“Sometimes you want to motivate people to seek information and remember it in the future, which might have longer term consequences for lifestyle changes,” Sinclair continues. “Maybe for that, you need to put them in a curious mode so that they can actually retain that information.”

Both Sinclair and Wang are now following up on these findings by working on determining how urgency and curiosity activate different parts of the brain. Early evidence indicates that by engaging the amygdala, an almond-shaped brain region known for its role in fear memory, “urgent mode” helps form focused, efficient memories. Curious exploration, on the other hand, appears to move the learning-enhancing neurochemical dopamine to the hippocampus, a brain area considered crucial for forming detailed long-term memories.

With these findings in mind, Dr. Adcock is now exploring how her lab’s research could benefit the patients she works with as a psychiatrist.

“Most of adult psychotherapy is about how we encourage flexibility, like with curious mode” Dr. Adcock adds. “But it’s much harder for people to do since we spend a lot of our adult lives in an urgency mode.”
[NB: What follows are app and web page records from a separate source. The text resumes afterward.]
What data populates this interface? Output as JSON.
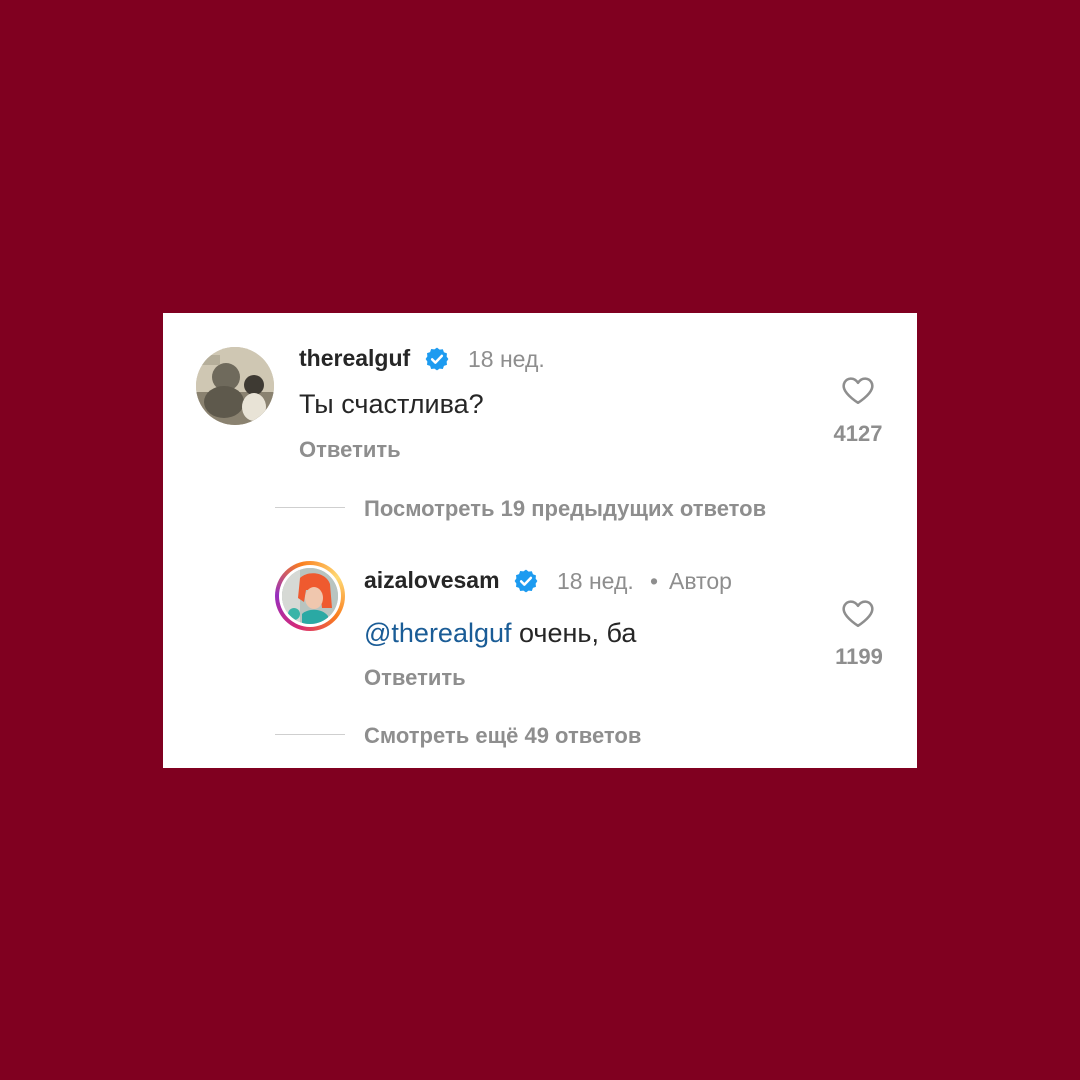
{
  "colors": {
    "background": "#800020",
    "card": "#ffffff",
    "verified": "#1d9bf0",
    "mention": "#1a5c96",
    "muted": "#8e8e8e"
  },
  "comments": [
    {
      "username": "therealguf",
      "verified": true,
      "time": "18 нед.",
      "text": "Ты счастлива?",
      "reply_label": "Ответить",
      "likes": "4127",
      "avatar_icon": "user-avatar-photo"
    },
    {
      "username": "aizalovesam",
      "verified": true,
      "time": "18 нед.",
      "author_separator": "•",
      "author_label": "Автор",
      "mention": "@therealguf",
      "text": " очень, ба",
      "reply_label": "Ответить",
      "likes": "1199",
      "avatar_icon": "user-avatar-photo-story-ring"
    }
  ],
  "view_previous_replies": "Посмотреть 19 предыдущих ответов",
  "view_more_replies": "Смотреть ещё 49 ответов",
  "icons": {
    "verified": "verified-badge-icon",
    "like": "heart-icon"
  }
}
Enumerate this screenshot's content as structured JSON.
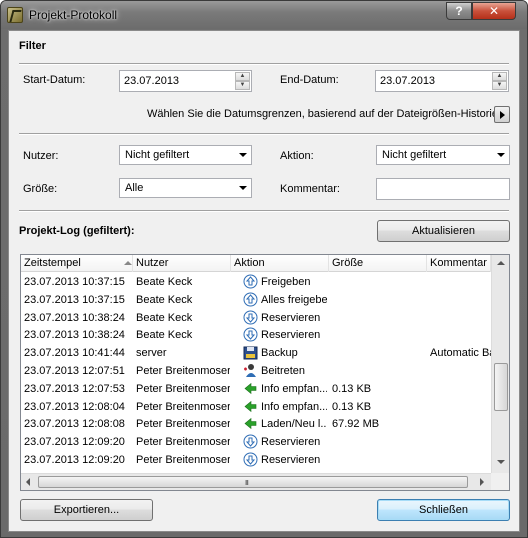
{
  "window": {
    "title": "Projekt-Protokoll",
    "help_label": "?",
    "close_label": "✕"
  },
  "filter": {
    "title": "Filter",
    "start_label": "Start-Datum:",
    "start_value": "23.07.2013",
    "end_label": "End-Datum:",
    "end_value": "23.07.2013",
    "hint": "Wählen Sie die Datumsgrenzen, basierend auf der Dateigrößen-Historie",
    "user_label": "Nutzer:",
    "user_value": "Nicht gefiltert",
    "action_label": "Aktion:",
    "action_value": "Nicht gefiltert",
    "size_label": "Größe:",
    "size_value": "Alle",
    "comment_label": "Kommentar:",
    "comment_value": ""
  },
  "log": {
    "title": "Projekt-Log (gefiltert):",
    "refresh_label": "Aktualisieren",
    "columns": [
      "Zeitstempel",
      "Nutzer",
      "Aktion",
      "Größe",
      "Kommentar"
    ],
    "rows": [
      {
        "time": "23.07.2013 10:37:15",
        "user": "Beate Keck",
        "icon": "share-up-icon",
        "action": "Freigeben",
        "size": "",
        "comment": ""
      },
      {
        "time": "23.07.2013 10:37:15",
        "user": "Beate Keck",
        "icon": "share-up-icon",
        "action": "Alles freigeben",
        "size": "",
        "comment": ""
      },
      {
        "time": "23.07.2013 10:38:24",
        "user": "Beate Keck",
        "icon": "reserve-down-icon",
        "action": "Reservieren",
        "size": "",
        "comment": ""
      },
      {
        "time": "23.07.2013 10:38:24",
        "user": "Beate Keck",
        "icon": "reserve-down-icon",
        "action": "Reservieren",
        "size": "",
        "comment": ""
      },
      {
        "time": "23.07.2013 10:41:44",
        "user": "server",
        "icon": "backup-disk-icon",
        "action": "Backup",
        "size": "",
        "comment": "Automatic Ba"
      },
      {
        "time": "23.07.2013 12:07:51",
        "user": "Peter Breitenmoser",
        "icon": "join-user-icon",
        "action": "Beitreten",
        "size": "",
        "comment": ""
      },
      {
        "time": "23.07.2013 12:07:53",
        "user": "Peter Breitenmoser",
        "icon": "green-arrow-left-icon",
        "action": "Info empfan...",
        "size": "0.13 KB",
        "comment": ""
      },
      {
        "time": "23.07.2013 12:08:04",
        "user": "Peter Breitenmoser",
        "icon": "green-arrow-left-icon",
        "action": "Info empfan...",
        "size": "0.13 KB",
        "comment": ""
      },
      {
        "time": "23.07.2013 12:08:08",
        "user": "Peter Breitenmoser",
        "icon": "green-arrow-left-icon",
        "action": "Laden/Neu l...",
        "size": "67.92 MB",
        "comment": ""
      },
      {
        "time": "23.07.2013 12:09:20",
        "user": "Peter Breitenmoser",
        "icon": "reserve-down-icon",
        "action": "Reservieren",
        "size": "",
        "comment": ""
      },
      {
        "time": "23.07.2013 12:09:20",
        "user": "Peter Breitenmoser",
        "icon": "reserve-down-icon",
        "action": "Reservieren",
        "size": "",
        "comment": ""
      }
    ]
  },
  "footer": {
    "export_label": "Exportieren...",
    "close_label": "Schließen"
  },
  "colors": {
    "accent": "#3c7fb1",
    "green_arrow": "#2aa12a",
    "blue_icon": "#2f6db5"
  }
}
Such thought exercises may allow people to manipulate their own neuro-chemical spigots and develop psychological maneuvers, or cues that act similarly to pharmaceuticals.

“For me, the ultimate goal would be to teach people to do this for themselves,” Dr. Adcock concludes. “That’s empowering.”

The study is published in Proceedings of the National Academy of Sciences.

You might also be interested in:

YouTube video

Follow on Google News

About the Author

John Anderer

Born blue in the face, John has been writing professionally for over a decade and covering the latest scientific research for StudyFinds since 2019. His work has been featured by Business Insider, Eat This Not That!, MSN, Ladders, and Yahoo!

Studies and abstracts can be confusing and awkwardly worded. He prides himself on making such content easy to read, understand, and apply to one’s everyday life.

The contents of this website do not constitute advice and are provided for informational purposes only. See our full disclaimer


Comments are closed.